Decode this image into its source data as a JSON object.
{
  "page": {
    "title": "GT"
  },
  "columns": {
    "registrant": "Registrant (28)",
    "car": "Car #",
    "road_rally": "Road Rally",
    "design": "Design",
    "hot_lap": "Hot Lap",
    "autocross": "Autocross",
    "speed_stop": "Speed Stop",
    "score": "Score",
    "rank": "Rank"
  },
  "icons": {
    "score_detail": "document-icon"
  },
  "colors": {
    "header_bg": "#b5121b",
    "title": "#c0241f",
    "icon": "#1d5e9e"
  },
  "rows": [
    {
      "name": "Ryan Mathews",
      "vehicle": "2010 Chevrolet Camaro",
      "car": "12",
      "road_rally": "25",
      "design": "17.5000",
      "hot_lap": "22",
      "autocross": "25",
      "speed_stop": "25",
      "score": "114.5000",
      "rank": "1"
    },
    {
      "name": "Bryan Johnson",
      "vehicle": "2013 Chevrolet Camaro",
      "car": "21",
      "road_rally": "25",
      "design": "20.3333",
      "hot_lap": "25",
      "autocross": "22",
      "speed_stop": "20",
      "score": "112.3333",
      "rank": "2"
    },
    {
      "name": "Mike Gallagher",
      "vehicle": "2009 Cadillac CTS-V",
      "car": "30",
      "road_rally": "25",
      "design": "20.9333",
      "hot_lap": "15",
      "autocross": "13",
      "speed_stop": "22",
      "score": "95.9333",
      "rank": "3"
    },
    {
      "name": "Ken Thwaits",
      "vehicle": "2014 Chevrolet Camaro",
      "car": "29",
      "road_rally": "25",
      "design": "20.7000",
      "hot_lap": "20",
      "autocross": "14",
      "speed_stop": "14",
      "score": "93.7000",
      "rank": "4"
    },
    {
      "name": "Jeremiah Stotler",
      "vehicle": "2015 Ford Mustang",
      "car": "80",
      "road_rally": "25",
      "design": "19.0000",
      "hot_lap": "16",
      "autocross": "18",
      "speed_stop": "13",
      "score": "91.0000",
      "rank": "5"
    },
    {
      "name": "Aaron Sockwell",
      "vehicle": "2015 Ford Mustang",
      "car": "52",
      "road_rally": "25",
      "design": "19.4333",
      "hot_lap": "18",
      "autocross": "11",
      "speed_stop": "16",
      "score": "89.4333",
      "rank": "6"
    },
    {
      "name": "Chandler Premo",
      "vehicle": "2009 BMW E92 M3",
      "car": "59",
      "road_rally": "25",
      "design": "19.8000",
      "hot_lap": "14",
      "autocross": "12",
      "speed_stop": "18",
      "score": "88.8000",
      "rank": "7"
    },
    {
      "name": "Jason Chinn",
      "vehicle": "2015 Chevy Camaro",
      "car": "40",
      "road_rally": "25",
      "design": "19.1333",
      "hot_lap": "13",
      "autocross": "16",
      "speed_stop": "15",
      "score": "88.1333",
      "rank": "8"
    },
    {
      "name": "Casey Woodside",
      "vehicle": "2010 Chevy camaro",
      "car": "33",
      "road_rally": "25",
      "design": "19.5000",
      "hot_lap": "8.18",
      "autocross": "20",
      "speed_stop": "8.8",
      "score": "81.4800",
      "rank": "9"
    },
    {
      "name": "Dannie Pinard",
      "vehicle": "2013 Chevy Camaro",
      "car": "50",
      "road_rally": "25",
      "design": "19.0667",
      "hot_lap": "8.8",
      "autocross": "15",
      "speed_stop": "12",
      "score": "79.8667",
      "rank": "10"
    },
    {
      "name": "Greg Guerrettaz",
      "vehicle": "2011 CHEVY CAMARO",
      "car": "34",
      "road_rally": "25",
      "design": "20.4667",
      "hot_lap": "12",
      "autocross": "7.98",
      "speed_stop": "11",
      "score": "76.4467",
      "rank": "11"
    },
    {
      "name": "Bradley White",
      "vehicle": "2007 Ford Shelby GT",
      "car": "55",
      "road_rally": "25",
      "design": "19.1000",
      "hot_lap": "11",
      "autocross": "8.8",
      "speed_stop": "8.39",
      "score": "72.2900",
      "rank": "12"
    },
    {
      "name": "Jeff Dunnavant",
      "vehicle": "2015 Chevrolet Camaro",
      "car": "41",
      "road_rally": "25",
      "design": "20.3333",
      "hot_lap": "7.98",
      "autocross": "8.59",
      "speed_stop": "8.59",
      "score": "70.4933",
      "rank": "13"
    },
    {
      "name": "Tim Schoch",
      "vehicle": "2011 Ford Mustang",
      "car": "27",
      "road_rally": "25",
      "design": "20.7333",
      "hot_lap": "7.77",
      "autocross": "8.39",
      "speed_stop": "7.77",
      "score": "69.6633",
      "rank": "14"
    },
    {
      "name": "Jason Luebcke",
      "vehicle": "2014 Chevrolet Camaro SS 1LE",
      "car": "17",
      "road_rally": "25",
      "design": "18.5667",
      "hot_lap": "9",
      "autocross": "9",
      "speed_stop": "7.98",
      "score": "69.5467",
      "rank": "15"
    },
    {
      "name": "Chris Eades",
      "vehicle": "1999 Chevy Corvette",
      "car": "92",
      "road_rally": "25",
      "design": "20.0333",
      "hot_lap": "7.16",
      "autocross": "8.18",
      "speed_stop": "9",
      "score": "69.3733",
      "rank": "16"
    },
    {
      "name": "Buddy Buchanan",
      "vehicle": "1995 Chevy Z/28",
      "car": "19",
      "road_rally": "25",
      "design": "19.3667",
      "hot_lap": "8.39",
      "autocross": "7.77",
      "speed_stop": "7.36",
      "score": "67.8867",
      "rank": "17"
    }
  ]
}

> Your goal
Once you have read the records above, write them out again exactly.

> Output for this exercise
Decode this image into its source data as a JSON object.
{
  "page": {
    "title": "GT"
  },
  "columns": {
    "registrant": "Registrant (28)",
    "car": "Car #",
    "road_rally": "Road Rally",
    "design": "Design",
    "hot_lap": "Hot Lap",
    "autocross": "Autocross",
    "speed_stop": "Speed Stop",
    "score": "Score",
    "rank": "Rank"
  },
  "icons": {
    "score_detail": "document-icon"
  },
  "colors": {
    "header_bg": "#b5121b",
    "title": "#c0241f",
    "icon": "#1d5e9e"
  },
  "rows": [
    {
      "name": "Ryan Mathews",
      "vehicle": "2010 Chevrolet Camaro",
      "car": "12",
      "road_rally": "25",
      "design": "17.5000",
      "hot_lap": "22",
      "autocross": "25",
      "speed_stop": "25",
      "score": "114.5000",
      "rank": "1"
    },
    {
      "name": "Bryan Johnson",
      "vehicle": "2013 Chevrolet Camaro",
      "car": "21",
      "road_rally": "25",
      "design": "20.3333",
      "hot_lap": "25",
      "autocross": "22",
      "speed_stop": "20",
      "score": "112.3333",
      "rank": "2"
    },
    {
      "name": "Mike Gallagher",
      "vehicle": "2009 Cadillac CTS-V",
      "car": "30",
      "road_rally": "25",
      "design": "20.9333",
      "hot_lap": "15",
      "autocross": "13",
      "speed_stop": "22",
      "score": "95.9333",
      "rank": "3"
    },
    {
      "name": "Ken Thwaits",
      "vehicle": "2014 Chevrolet Camaro",
      "car": "29",
      "road_rally": "25",
      "design": "20.7000",
      "hot_lap": "20",
      "autocross": "14",
      "speed_stop": "14",
      "score": "93.7000",
      "rank": "4"
    },
    {
      "name": "Jeremiah Stotler",
      "vehicle": "2015 Ford Mustang",
      "car": "80",
      "road_rally": "25",
      "design": "19.0000",
      "hot_lap": "16",
      "autocross": "18",
      "speed_stop": "13",
      "score": "91.0000",
      "rank": "5"
    },
    {
      "name": "Aaron Sockwell",
      "vehicle": "2015 Ford Mustang",
      "car": "52",
      "road_rally": "25",
      "design": "19.4333",
      "hot_lap": "18",
      "autocross": "11",
      "speed_stop": "16",
      "score": "89.4333",
      "rank": "6"
    },
    {
      "name": "Chandler Premo",
      "vehicle": "2009 BMW E92 M3",
      "car": "59",
      "road_rally": "25",
      "design": "19.8000",
      "hot_lap": "14",
      "autocross": "12",
      "speed_stop": "18",
      "score": "88.8000",
      "rank": "7"
    },
    {
      "name": "Jason Chinn",
      "vehicle": "2015 Chevy Camaro",
      "car": "40",
      "road_rally": "25",
      "design": "19.1333",
      "hot_lap": "13",
      "autocross": "16",
      "speed_stop": "15",
      "score": "88.1333",
      "rank": "8"
    },
    {
      "name": "Casey Woodside",
      "vehicle": "2010 Chevy camaro",
      "car": "33",
      "road_rally": "25",
      "design": "19.5000",
      "hot_lap": "8.18",
      "autocross": "20",
      "speed_stop": "8.8",
      "score": "81.4800",
      "rank": "9"
    },
    {
      "name": "Dannie Pinard",
      "vehicle": "2013 Chevy Camaro",
      "car": "50",
      "road_rally": "25",
      "design": "19.0667",
      "hot_lap": "8.8",
      "autocross": "15",
      "speed_stop": "12",
      "score": "79.8667",
      "rank": "10"
    },
    {
      "name": "Greg Guerrettaz",
      "vehicle": "2011 CHEVY CAMARO",
      "car": "34",
      "road_rally": "25",
      "design": "20.4667",
      "hot_lap": "12",
      "autocross": "7.98",
      "speed_stop": "11",
      "score": "76.4467",
      "rank": "11"
    },
    {
      "name": "Bradley White",
      "vehicle": "2007 Ford Shelby GT",
      "car": "55",
      "road_rally": "25",
      "design": "19.1000",
      "hot_lap": "11",
      "autocross": "8.8",
      "speed_stop": "8.39",
      "score": "72.2900",
      "rank": "12"
    },
    {
      "name": "Jeff Dunnavant",
      "vehicle": "2015 Chevrolet Camaro",
      "car": "41",
      "road_rally": "25",
      "design": "20.3333",
      "hot_lap": "7.98",
      "autocross": "8.59",
      "speed_stop": "8.59",
      "score": "70.4933",
      "rank": "13"
    },
    {
      "name": "Tim Schoch",
      "vehicle": "2011 Ford Mustang",
      "car": "27",
      "road_rally": "25",
      "design": "20.7333",
      "hot_lap": "7.77",
      "autocross": "8.39",
      "speed_stop": "7.77",
      "score": "69.6633",
      "rank": "14"
    },
    {
      "name": "Jason Luebcke",
      "vehicle": "2014 Chevrolet Camaro SS 1LE",
      "car": "17",
      "road_rally": "25",
      "design": "18.5667",
      "hot_lap": "9",
      "autocross": "9",
      "speed_stop": "7.98",
      "score": "69.5467",
      "rank": "15"
    },
    {
      "name": "Chris Eades",
      "vehicle": "1999 Chevy Corvette",
      "car": "92",
      "road_rally": "25",
      "design": "20.0333",
      "hot_lap": "7.16",
      "autocross": "8.18",
      "speed_stop": "9",
      "score": "69.3733",
      "rank": "16"
    },
    {
      "name": "Buddy Buchanan",
      "vehicle": "1995 Chevy Z/28",
      "car": "19",
      "road_rally": "25",
      "design": "19.3667",
      "hot_lap": "8.39",
      "autocross": "7.77",
      "speed_stop": "7.36",
      "score": "67.8867",
      "rank": "17"
    }
  ]
}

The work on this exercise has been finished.